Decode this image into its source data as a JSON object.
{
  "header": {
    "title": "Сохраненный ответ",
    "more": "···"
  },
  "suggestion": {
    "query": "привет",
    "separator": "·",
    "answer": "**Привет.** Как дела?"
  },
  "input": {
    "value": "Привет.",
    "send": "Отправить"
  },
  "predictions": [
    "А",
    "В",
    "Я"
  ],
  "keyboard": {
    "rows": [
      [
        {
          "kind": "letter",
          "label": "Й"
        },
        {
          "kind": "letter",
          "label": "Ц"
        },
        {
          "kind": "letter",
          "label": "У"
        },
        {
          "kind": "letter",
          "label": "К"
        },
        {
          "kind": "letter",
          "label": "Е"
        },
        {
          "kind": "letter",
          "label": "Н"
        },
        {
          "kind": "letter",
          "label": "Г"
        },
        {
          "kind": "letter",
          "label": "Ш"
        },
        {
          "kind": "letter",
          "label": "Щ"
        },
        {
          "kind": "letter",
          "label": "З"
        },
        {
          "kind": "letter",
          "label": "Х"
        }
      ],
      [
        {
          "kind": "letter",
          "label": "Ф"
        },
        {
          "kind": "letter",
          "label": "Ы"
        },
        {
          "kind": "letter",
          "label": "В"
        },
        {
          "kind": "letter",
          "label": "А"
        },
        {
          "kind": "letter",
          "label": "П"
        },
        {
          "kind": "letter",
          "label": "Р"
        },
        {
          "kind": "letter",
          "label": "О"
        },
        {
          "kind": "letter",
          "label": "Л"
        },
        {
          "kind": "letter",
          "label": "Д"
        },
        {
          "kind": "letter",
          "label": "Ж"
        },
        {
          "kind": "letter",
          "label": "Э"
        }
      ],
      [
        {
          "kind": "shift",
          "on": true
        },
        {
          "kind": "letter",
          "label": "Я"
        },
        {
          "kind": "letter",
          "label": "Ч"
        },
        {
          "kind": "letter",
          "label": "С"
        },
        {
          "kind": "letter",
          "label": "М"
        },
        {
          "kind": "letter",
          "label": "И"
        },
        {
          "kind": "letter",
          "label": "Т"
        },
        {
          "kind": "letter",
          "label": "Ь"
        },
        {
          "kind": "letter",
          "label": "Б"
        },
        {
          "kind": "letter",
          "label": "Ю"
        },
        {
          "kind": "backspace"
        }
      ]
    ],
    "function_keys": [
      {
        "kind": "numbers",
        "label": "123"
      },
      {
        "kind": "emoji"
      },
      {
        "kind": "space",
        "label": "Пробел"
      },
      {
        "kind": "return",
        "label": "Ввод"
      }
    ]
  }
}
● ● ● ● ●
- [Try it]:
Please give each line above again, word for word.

- [Expected answer]:
Decode this image into its source data as a JSON object.
{
  "header": {
    "title": "Сохраненный ответ",
    "more": "···"
  },
  "suggestion": {
    "query": "привет",
    "separator": "·",
    "answer": "**Привет.** Как дела?"
  },
  "input": {
    "value": "Привет.",
    "send": "Отправить"
  },
  "predictions": [
    "А",
    "В",
    "Я"
  ],
  "keyboard": {
    "rows": [
      [
        {
          "kind": "letter",
          "label": "Й"
        },
        {
          "kind": "letter",
          "label": "Ц"
        },
        {
          "kind": "letter",
          "label": "У"
        },
        {
          "kind": "letter",
          "label": "К"
        },
        {
          "kind": "letter",
          "label": "Е"
        },
        {
          "kind": "letter",
          "label": "Н"
        },
        {
          "kind": "letter",
          "label": "Г"
        },
        {
          "kind": "letter",
          "label": "Ш"
        },
        {
          "kind": "letter",
          "label": "Щ"
        },
        {
          "kind": "letter",
          "label": "З"
        },
        {
          "kind": "letter",
          "label": "Х"
        }
      ],
      [
        {
          "kind": "letter",
          "label": "Ф"
        },
        {
          "kind": "letter",
          "label": "Ы"
        },
        {
          "kind": "letter",
          "label": "В"
        },
        {
          "kind": "letter",
          "label": "А"
        },
        {
          "kind": "letter",
          "label": "П"
        },
        {
          "kind": "letter",
          "label": "Р"
        },
        {
          "kind": "letter",
          "label": "О"
        },
        {
          "kind": "letter",
          "label": "Л"
        },
        {
          "kind": "letter",
          "label": "Д"
        },
        {
          "kind": "letter",
          "label": "Ж"
        },
        {
          "kind": "letter",
          "label": "Э"
        }
      ],
      [
        {
          "kind": "shift",
          "on": true
        },
        {
          "kind": "letter",
          "label": "Я"
        },
        {
          "kind": "letter",
          "label": "Ч"
        },
        {
          "kind": "letter",
          "label": "С"
        },
        {
          "kind": "letter",
          "label": "М"
        },
        {
          "kind": "letter",
          "label": "И"
        },
        {
          "kind": "letter",
          "label": "Т"
        },
        {
          "kind": "letter",
          "label": "Ь"
        },
        {
          "kind": "letter",
          "label": "Б"
        },
        {
          "kind": "letter",
          "label": "Ю"
        },
        {
          "kind": "backspace"
        }
      ]
    ],
    "function_keys": [
      {
        "kind": "numbers",
        "label": "123"
      },
      {
        "kind": "emoji"
      },
      {
        "kind": "space",
        "label": "Пробел"
      },
      {
        "kind": "return",
        "label": "Ввод"
      }
    ]
  }
}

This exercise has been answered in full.